Noeli’s first experience with a girl was while he was “window shopping”, which seems almost as a pun, because the only thing he was interested in with Lisi and Mina were their bodies. He tells how he always walked “twenty years from the rear ends of the Marching Girls” (pg. 31). When describing his experience with eternal ecstasy while standing on the Tulisi street corners, he describes the girls’ bodies and the way that their arms, hips, and legs rubbed him. His eternal ecstasy ended when he fell face up in between Lisi’s legs. With Lisi and Mina, what he thought was eternal ecstasy was the temptation of their bodies, the sexual temptations. After this, he meets another girl, Kali. While describing Kali, Noeli spoke of her beauty, the way she played an instrument, and her soul. The narrator tells, “Noeli was more concerned with the music in Kali’s soul.

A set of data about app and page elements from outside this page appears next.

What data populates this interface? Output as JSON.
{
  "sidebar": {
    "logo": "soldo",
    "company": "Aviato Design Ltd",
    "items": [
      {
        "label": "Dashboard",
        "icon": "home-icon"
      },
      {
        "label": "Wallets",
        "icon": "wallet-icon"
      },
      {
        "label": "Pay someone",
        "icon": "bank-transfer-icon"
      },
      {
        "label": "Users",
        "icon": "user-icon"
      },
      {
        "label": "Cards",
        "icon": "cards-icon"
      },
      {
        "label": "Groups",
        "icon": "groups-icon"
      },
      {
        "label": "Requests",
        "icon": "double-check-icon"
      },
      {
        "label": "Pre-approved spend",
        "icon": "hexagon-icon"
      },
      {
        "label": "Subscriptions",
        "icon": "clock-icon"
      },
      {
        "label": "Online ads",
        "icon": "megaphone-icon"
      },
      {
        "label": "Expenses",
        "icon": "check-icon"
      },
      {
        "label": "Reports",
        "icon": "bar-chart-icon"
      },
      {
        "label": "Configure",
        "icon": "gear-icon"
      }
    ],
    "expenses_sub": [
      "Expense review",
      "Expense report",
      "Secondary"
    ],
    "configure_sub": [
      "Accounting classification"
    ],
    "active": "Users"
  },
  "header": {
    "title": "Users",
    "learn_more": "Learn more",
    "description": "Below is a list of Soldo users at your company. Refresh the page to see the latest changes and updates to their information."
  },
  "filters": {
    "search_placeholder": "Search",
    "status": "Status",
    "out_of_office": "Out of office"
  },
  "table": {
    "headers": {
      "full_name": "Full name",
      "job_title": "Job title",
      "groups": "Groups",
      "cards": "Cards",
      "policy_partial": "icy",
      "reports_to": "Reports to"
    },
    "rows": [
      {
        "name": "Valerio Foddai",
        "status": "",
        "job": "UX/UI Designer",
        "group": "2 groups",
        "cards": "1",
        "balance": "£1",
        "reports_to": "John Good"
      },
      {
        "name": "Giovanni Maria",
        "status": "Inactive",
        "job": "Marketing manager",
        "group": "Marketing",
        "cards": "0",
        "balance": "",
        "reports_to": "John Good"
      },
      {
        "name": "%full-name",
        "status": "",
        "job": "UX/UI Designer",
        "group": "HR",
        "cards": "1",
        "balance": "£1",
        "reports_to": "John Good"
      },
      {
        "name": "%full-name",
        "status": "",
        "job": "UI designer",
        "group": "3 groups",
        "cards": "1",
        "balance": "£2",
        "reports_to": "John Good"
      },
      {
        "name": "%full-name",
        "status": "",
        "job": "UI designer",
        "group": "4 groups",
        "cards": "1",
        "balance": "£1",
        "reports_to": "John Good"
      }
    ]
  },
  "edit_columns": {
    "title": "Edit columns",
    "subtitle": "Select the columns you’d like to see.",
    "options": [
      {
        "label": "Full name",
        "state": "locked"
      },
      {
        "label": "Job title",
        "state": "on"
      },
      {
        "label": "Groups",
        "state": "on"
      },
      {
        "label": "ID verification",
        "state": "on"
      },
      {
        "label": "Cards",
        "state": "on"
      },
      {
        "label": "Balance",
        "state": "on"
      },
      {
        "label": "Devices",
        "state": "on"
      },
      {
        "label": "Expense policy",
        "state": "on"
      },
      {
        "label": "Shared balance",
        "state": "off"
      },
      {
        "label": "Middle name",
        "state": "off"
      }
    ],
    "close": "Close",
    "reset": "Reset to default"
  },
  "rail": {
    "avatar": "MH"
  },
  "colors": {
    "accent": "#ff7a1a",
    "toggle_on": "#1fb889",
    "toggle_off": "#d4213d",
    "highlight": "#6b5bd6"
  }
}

As he looked through her into the beauty of her loveliness, and as he contemplated her other potentials, Noeli’s soul quivered and flipped, to say the least” (pg. 33). Noeli connected to Kali through their souls, rather than a connection through the pleasures of their bodies.
Without Noeli’s story, it was difficult to understand how they worshiped the Lord, but spent more time living Satan’s way. Noeli shows the audience that without the sins and errors made, without the temptations of Satan, the Tikongs would not know how to live in the goodness of the Lord. This isn’t just relevant to the Tikongs, though. As human beings, we learn from our mistakes every day, so that we can move on to better beings. Noeli learned from not finding eternal ecstasy through the pleasure of physically touching a girl, something had to change. He soul had to be what connected to the girl, this would give him eternal ecstasy.